Your task: Only the lines from the one that contains "Transcribe this image's" through the last line of the records should appear, each printed exactly as it is.

Records:
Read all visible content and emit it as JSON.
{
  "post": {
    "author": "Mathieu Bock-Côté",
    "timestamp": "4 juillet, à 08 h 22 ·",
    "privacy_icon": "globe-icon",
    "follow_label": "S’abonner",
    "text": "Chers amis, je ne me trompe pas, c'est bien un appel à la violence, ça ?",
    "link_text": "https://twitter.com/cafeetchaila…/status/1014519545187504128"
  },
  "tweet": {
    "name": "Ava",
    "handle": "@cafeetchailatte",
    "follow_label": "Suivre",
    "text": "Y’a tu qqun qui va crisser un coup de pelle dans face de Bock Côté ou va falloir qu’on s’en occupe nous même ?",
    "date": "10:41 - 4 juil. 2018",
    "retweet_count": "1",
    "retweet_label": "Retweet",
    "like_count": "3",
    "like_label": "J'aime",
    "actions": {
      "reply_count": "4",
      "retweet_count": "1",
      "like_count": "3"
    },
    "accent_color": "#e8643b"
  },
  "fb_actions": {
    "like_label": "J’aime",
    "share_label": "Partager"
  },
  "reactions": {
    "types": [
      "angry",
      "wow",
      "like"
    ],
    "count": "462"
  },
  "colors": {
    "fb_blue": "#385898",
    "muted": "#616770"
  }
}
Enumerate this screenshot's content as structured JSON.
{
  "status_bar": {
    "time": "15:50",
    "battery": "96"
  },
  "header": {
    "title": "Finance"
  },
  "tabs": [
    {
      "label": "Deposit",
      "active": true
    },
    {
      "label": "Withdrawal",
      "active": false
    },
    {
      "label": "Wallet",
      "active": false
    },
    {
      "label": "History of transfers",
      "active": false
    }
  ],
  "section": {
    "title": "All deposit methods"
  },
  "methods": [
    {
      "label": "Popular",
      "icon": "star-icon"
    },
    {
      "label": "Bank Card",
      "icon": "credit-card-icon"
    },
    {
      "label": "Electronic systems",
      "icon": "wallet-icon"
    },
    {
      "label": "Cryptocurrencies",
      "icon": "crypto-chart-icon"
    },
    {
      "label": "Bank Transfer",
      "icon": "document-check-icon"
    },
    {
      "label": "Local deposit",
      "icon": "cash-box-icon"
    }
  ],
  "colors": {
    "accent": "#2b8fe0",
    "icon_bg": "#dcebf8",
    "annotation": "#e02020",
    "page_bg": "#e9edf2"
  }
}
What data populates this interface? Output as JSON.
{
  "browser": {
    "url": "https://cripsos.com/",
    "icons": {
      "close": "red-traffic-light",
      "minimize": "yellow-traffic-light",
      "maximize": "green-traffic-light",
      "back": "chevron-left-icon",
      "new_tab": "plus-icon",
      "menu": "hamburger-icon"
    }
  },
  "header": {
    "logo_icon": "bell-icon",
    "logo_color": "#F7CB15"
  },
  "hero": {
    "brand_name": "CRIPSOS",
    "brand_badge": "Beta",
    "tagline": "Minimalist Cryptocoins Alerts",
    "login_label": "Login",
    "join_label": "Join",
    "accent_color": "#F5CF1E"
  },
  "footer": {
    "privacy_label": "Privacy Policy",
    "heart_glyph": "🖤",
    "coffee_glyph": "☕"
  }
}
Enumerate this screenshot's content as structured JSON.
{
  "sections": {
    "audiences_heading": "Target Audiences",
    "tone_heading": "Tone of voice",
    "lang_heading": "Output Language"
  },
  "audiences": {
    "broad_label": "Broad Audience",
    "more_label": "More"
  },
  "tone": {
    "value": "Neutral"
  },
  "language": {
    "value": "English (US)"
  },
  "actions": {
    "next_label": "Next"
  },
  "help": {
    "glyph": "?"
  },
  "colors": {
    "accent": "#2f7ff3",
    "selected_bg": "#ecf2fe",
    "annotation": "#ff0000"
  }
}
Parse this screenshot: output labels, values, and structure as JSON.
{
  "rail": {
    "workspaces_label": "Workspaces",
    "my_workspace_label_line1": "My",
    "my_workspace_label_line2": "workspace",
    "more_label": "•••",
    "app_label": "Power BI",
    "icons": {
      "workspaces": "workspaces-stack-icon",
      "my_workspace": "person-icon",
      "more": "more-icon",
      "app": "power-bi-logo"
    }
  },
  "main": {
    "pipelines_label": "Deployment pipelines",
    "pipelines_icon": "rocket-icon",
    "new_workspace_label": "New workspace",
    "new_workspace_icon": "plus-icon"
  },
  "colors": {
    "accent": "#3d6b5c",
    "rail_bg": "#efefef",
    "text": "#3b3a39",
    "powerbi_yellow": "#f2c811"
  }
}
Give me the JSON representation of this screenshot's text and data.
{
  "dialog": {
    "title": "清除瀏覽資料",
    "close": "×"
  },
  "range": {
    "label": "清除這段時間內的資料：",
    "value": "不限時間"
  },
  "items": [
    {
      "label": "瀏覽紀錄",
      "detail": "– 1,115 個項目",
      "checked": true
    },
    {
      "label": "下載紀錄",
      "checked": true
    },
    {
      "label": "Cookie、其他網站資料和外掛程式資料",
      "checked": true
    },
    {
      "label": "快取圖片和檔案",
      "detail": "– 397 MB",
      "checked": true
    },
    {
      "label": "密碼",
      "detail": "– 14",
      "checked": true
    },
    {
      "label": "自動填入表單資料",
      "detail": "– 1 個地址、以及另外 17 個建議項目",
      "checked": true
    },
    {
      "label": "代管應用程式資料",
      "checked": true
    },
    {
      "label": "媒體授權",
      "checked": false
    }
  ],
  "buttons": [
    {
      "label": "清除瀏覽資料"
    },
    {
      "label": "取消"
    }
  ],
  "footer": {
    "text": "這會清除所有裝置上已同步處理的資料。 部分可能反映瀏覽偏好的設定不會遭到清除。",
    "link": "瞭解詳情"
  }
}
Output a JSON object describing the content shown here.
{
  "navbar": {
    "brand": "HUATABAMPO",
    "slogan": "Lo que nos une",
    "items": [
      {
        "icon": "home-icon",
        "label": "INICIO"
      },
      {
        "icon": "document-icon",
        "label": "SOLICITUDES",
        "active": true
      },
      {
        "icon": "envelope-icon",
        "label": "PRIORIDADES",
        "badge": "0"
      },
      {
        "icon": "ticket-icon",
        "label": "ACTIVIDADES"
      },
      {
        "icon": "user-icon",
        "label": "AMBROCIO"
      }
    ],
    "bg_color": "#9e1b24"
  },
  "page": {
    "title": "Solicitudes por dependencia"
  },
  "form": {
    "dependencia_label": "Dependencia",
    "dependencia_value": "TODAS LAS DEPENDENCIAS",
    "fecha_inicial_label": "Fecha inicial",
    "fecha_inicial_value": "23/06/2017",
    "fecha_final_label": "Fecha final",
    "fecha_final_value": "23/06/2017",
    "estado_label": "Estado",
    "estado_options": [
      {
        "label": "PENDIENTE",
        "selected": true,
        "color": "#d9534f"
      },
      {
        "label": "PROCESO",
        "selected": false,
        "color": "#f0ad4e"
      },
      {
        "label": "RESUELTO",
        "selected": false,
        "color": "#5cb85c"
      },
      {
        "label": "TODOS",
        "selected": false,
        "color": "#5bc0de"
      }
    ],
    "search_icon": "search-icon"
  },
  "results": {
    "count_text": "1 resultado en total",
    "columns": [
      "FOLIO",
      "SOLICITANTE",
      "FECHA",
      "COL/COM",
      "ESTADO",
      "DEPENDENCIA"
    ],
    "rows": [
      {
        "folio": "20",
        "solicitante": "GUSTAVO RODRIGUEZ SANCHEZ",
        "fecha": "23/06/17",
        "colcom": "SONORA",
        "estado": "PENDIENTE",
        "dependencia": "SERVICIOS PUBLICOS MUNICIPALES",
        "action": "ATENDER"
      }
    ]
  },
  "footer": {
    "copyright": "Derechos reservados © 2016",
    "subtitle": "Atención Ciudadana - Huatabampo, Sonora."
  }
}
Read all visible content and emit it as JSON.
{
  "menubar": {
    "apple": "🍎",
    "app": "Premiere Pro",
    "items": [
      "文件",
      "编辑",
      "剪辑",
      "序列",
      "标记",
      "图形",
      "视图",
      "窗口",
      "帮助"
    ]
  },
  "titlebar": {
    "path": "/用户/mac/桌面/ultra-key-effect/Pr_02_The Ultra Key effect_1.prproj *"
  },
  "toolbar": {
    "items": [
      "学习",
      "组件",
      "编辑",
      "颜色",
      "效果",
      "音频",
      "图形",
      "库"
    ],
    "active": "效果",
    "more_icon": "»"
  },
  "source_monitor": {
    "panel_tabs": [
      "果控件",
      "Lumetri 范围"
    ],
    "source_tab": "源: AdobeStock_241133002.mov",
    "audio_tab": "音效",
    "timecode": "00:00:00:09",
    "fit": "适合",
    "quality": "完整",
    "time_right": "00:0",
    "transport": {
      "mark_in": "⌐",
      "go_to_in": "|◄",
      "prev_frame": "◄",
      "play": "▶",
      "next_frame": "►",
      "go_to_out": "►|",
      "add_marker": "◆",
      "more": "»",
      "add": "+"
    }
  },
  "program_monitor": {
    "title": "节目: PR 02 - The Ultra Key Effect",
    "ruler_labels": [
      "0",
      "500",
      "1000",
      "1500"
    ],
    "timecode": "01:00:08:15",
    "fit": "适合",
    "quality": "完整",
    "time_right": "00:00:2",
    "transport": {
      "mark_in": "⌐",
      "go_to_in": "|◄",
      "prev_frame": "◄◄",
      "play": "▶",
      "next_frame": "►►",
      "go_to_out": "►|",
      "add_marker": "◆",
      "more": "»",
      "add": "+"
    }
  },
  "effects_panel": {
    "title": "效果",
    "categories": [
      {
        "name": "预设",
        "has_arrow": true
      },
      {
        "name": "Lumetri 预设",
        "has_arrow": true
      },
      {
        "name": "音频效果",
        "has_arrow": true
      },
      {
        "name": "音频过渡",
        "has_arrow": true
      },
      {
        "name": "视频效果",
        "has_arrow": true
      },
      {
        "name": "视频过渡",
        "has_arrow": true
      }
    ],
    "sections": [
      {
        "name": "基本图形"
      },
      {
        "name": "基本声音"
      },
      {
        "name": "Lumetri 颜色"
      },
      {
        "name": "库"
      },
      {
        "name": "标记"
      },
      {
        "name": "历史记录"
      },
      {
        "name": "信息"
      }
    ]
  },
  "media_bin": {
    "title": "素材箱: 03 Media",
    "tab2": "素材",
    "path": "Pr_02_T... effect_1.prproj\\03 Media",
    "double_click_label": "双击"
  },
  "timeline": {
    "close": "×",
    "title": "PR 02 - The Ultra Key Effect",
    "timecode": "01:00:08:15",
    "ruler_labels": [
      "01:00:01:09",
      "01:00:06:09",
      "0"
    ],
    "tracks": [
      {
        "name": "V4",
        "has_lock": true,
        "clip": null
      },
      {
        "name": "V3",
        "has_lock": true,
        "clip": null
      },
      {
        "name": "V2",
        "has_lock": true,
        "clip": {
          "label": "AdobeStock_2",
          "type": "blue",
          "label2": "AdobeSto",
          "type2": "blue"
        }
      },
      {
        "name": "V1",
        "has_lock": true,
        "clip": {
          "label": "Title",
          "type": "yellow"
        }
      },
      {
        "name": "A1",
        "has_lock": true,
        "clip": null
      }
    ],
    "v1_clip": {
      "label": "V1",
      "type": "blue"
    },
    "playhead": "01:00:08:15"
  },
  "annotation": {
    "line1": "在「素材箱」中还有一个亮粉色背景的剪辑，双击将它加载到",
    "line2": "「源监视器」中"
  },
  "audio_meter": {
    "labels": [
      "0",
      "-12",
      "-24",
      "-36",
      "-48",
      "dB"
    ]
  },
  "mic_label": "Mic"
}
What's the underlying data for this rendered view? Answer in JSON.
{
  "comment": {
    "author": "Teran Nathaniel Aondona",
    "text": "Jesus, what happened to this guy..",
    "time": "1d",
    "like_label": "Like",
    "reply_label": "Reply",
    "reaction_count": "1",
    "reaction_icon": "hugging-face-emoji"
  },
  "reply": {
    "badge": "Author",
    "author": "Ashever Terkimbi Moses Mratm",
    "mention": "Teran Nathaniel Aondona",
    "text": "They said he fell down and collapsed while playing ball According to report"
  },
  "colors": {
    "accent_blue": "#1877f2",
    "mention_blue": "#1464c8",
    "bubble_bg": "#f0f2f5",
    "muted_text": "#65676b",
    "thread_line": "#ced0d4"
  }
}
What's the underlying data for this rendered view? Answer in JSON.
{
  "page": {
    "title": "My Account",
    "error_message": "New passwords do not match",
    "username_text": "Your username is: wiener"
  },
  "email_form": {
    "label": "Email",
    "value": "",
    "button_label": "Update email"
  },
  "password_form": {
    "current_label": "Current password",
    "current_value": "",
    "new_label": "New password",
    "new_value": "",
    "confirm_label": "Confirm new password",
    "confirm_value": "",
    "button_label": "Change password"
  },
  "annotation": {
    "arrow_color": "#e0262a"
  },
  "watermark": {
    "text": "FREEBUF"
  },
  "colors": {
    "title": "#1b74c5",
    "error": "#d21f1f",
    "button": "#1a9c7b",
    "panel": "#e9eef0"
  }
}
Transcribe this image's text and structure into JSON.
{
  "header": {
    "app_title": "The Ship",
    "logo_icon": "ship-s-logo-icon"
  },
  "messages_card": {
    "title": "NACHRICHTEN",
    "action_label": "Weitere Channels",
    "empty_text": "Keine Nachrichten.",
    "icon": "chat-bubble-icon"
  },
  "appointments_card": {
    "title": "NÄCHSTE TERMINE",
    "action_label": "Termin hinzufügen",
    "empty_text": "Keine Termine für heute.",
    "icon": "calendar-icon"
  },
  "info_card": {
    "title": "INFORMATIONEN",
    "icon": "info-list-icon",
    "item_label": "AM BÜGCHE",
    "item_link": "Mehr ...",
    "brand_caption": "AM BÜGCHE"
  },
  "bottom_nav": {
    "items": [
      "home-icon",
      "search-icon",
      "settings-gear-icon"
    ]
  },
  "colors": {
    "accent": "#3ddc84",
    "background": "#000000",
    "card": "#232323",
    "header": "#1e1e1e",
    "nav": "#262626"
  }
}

Answer for this exercise:
Transcribe this image's text and structure into JSON.
{
  "header": {
    "app_title": "The Ship",
    "logo_icon": "ship-s-logo-icon"
  },
  "messages_card": {
    "title": "NACHRICHTEN",
    "action_label": "Weitere Channels",
    "empty_text": "Keine Nachrichten.",
    "icon": "chat-bubble-icon"
  },
  "appointments_card": {
    "title": "NÄCHSTE TERMINE",
    "action_label": "Termin hinzufügen",
    "empty_text": "Keine Termine für heute.",
    "icon": "calendar-icon"
  },
  "info_card": {
    "title": "INFORMATIONEN",
    "icon": "info-list-icon",
    "item_label": "AM BÜGCHE",
    "item_link": "Mehr ...",
    "brand_caption": "AM BÜGCHE"
  },
  "bottom_nav": {
    "items": [
      "home-icon",
      "search-icon",
      "settings-gear-icon"
    ]
  },
  "colors": {
    "accent": "#3ddc84",
    "background": "#000000",
    "card": "#232323",
    "header": "#1e1e1e",
    "nav": "#262626"
  }
}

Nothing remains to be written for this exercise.